MONACO, June 23 (Reuters) - European investor Knight Vinke will start a new fund in September to open its activist hedge fund strategy to investors looking for daily liquidity and smaller minimum investment, founder Eric Knight said on Tuesday.
Previously, the firm was open to a small group of institutions putting $100 million or more each into its $1.1 billion fund.
Activist investors aim to make money by buying shares of companies and then pushing them to change their strategy. This can include raising their dividend, a share buyback, spinning off a division, or an outright sale of company.

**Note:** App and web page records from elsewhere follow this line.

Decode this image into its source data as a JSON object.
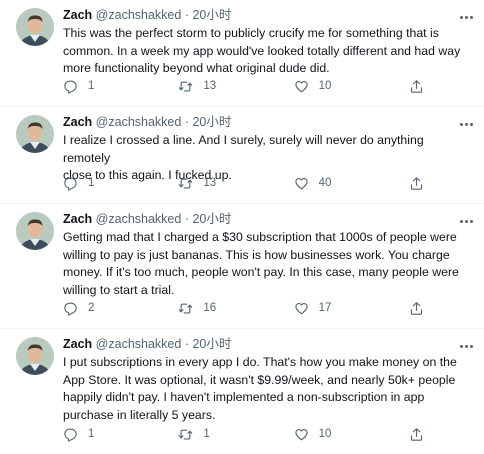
{
  "tweets": [
    {
      "name": "Zach",
      "handle": "@zachshakked",
      "dot": "·",
      "time": "20小时",
      "text": "This was the perfect storm to publicly crucify me for something that is\ncommon. In a week my app would've looked totally different and had way\nmore functionality beyond what original dude did.",
      "replies": "1",
      "retweets": "13",
      "likes": "10"
    },
    {
      "name": "Zach",
      "handle": "@zachshakked",
      "dot": "·",
      "time": "20小时",
      "text": "I realize I crossed a line. And I surely, surely will never do anything remotely\nclose to this again. I fucked up.",
      "replies": "1",
      "retweets": "13",
      "likes": "40"
    },
    {
      "name": "Zach",
      "handle": "@zachshakked",
      "dot": "·",
      "time": "20小时",
      "text": "Getting mad that I charged a $30 subscription that 1000s of people were\nwilling to pay is just bananas. This is how businesses work. You charge\nmoney. If it's too much, people won't pay. In this case, many people were\nwilling to start a trial.",
      "replies": "2",
      "retweets": "16",
      "likes": "17"
    },
    {
      "name": "Zach",
      "handle": "@zachshakked",
      "dot": "·",
      "time": "20小时",
      "text": "I put subscriptions in every app I do. That's how you make money on the\nApp Store. It was optional, it wasn't $9.99/week, and nearly 50k+ people\nhappily didn't pay. I haven't implemented a non-subscription in app\npurchase in literally 5 years.",
      "replies": "1",
      "retweets": "1",
      "likes": "10"
    }
  ],
  "icons": {
    "reply": "reply-icon",
    "retweet": "retweet-icon",
    "like": "heart-icon",
    "share": "share-icon",
    "more": "more-icon"
  },
  "colors": {
    "text": "#0f1419",
    "secondary": "#536471",
    "divider": "#eff3f4"
  }
}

Although a tiny part of the $3 trillion hedge fund industry, the often vocal criticism of management by activists attracts publicity and can improve share price performance.
“It’s a model which is attracting a lot of attention because of the noise which you hear in the U.S. about activist investors,” Knight said in an interview.
Assets managed by activist hedge funds have surged six-fold in the last 10 years to $120 billion, according to a study by the Alternative Investment Management Association.
“Many of the investors are now looking at Europe as the next frontier,” Knight, who unveiled his plans to investors on Tuesday evening at the Yacht Club de Monaco.
Attendees included wealthy individuals, family offices and endowments, all of whom could invest in the new fund that requires relatively lower minimum investment. Knight did not disclose the amount but said it would be significantly lower than his main fund.
Founded in 2002, Knight Vinke’s initial backers included the California Public Employees’ Retirement System.
The firm is known for its activist bets on companies such as Carrefour, UBS Group and Royal Dutch Shell and takes concentrated bets on large companies.
The biggest single stock investment in the main fund, for example, is worth more than $500 million, Knight said without disclosing the company’s name. He said Europe offers a fertile hunting ground for activist investors who are looking for changes at companies through consensual approach.
The fund, which will invest in a handful of Knight’s high conviction large-cap stock ideas, will not charge any performance fee and look to preserve capital by hedging and holding cash, unlike the main fund which remains invested all the time.
Knight Vinke’s main fund is up about 20 percent so far this year. By comparison, the Eurekahedge Hedge Fund Index has gained 4.7 percent. (Editing by Grant McCool)